• arbuscular mycorrhizal fungi;
  • available phosphorus;
  • crop rotation;
  • rhizosphere management;
  • symbiosis


Previous cultivation of arbuscular mycorrhizal (AM)-host plants promotes AM colonization, phosphorus (P) uptake and the growth of succeeding AM-host plants. Three field experiments were conducted to investigate whether reduced application rates of P fertilizer could maintain soybean (Glycine max (L.) Merr. cv. Tsurumusume) yields when fields were previously cropped with AM-host plants. In the experiments, soybean was cropped after growing both AM-host (wheat, sunflower, vetch, maize and azuki bean) and non-AM-host plants (radish, white mustard, sugar beet and buckwheat) or fallow with different rates of P fertilizer (0–200 kg P2O5 ha−1). The results showed that previous cropping with AM-host plants increased AM colonization of soybean roots, soybean growth, shoot P content and yield compared with either previous cropping with a non-AM host or fallow treatment. Soybean yields following AM-host plants did not decrease with reductions in the P application rate from 150 to 50 kg P2O5 ha−1, although soybean yields decreased in some cases after non-AM-host plants or fallow treatment. A general linear model analysis revealed that soybean yield following AM-host plants was less affected by a reduction in P application rate than plants following non-AM-host plants.
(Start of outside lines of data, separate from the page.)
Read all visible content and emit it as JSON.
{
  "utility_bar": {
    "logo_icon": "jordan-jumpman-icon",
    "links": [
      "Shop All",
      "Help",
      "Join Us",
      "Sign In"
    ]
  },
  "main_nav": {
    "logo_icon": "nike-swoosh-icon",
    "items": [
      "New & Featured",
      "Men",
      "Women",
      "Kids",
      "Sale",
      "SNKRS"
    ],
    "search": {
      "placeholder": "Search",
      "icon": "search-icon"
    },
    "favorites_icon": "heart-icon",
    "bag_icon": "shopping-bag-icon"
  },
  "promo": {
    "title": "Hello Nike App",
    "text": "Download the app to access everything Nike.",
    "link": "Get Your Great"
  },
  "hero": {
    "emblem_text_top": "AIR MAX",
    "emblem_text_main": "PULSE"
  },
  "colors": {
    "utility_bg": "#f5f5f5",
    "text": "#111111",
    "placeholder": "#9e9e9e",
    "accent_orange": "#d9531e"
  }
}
As a result, P application rates can be reduced from 150 kg P2O5 ha−1 (the rate recommended by the Hokkaido Government) to 50 kg P2O5 ha−1 for soybean cultivation in soils after AM-host plants.